Raper told Chang that there could be a problem with everyone selling their rights and not exercising them, Chang told Raper there would be no problem, that his company, Overseas Trust Bank would underwrite (guarantee) the entire rights issue, that any and all unexercised rights would be taken up and exercised by OTB. Raper thought that sounded very good, virtually fool proof but that Rapier himself had a problem coming up with the cash to exercise HIS rights, the rights he would receive on the shares he owned himself. Chang assured Rapier that this would be not be a problem as OTB would extend sufficient credit to Rapier so that Raper could exercise his rights and buy into the rights issue. Looking at the prospect of receiving a hefty cash inflow even when business conditions were dire, Raper could not say no to such a beneficial proposition so Faber Merlin went ahead and proceeded with their rights issue as planned.

In the days leading up the the expiry of the rights, J. J. Rapier suddenly found it impossible to contact Chang, it was as though Chang Ming Thien had vanished off the face of the earth. Nobody at OTB other than CMT himself had the authority to lend Rapier the money needed to exercise his own rights. The rights expiry date came and went, all of Rapers rights expired BUT (true to Chang’s word) all of these expired rights were taken up by the Overseas Trust Bank and exercised. When the dust settled, OTB owned more shares than J. J. Rapier. M.T. Chang resurfaced and immediately called a shareholder’s meeting. Now that his OTB held the majority of shares in Faber Merlin, Chang immediately fired Rapier and his entire board of directors, immediately replacing the entire board with his own cronies. His next move was to address what he was about to do with all the new cash raised from the rights issue. Chang’s decision was that since business condition were fragile, the most prudent thing to do was to keep the cash on deposit at (surprise) the Overseas Trust Bank. Thus Chang had managed to engineer the takeover of Faber Merlin without a single penny leaving his pocket or the Overseas Trust Bank’s coffers.

In the end, Rapier himself was a pretty sharp businessman, following the theft of his company he dug around and found that the OTB itself had broken Hong Kong bank regulations when the rights were exercised, he realized that OTB has broken it’s reserve requirements when it plowed all that money into exercising those Faber Marlin rights so he sued. Eventually they settled for US$10 million, Rapier took that money back to England and retired, I assume he sold his remaining Faber Merlin stock. Some years later, long after I stopped working for Chan Ming Tien’s group of companies after realizing he was nothing but a con-man, I opened the newspaper to read of the collapse of the OTB, it’s CEO, Patrick Chang handcuffed at the HK Airport trying to flee with a bag full of cash and jewellery.

Overseas Trust Bank

I learned an awful lot during the 2 years I worked in Singapore and Indonesia as a young man in my twenties fresh out of University on my first “real” job.

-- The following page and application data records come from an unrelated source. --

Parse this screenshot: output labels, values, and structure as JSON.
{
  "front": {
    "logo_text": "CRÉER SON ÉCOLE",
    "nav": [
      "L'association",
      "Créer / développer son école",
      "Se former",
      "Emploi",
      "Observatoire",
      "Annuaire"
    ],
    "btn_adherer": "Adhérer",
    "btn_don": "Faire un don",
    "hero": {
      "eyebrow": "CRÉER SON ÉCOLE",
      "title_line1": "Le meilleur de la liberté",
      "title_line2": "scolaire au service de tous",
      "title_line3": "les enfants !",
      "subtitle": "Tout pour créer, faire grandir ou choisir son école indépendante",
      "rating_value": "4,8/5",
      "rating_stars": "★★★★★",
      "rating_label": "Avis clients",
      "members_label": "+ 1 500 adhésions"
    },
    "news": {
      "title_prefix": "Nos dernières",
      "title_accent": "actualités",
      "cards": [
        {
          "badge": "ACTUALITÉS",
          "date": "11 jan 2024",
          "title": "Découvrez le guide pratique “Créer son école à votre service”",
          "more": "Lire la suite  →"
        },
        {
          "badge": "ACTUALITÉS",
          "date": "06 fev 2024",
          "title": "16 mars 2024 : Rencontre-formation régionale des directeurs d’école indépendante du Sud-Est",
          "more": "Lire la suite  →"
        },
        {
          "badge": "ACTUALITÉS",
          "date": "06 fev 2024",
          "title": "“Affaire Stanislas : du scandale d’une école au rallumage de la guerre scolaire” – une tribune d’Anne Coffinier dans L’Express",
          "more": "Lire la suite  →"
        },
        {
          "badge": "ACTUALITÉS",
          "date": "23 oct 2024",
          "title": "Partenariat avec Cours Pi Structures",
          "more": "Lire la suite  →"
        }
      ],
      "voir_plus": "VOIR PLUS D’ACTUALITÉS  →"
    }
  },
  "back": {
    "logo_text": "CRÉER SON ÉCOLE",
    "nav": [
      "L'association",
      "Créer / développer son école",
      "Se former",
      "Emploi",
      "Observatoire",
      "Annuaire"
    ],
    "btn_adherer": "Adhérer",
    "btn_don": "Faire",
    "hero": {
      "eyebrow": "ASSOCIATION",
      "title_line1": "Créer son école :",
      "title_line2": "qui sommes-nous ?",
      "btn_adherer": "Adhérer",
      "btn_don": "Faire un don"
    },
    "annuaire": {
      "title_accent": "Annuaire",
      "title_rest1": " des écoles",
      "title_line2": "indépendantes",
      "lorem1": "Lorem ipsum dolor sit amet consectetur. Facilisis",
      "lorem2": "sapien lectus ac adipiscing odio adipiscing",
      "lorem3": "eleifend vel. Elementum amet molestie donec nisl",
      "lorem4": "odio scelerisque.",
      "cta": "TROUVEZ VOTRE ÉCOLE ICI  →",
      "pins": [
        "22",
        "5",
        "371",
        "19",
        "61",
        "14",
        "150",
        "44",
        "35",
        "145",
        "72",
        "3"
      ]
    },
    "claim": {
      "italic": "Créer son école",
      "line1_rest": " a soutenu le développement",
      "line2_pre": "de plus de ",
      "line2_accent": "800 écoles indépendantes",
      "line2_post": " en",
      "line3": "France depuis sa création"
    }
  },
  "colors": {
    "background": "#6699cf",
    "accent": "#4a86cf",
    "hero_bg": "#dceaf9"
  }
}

It doesn’t pay to build your business on a foundation of deception and fraud. Yes, you can fool some of the people some of the time but in the final analysis you can’t fool all of the people all of the time.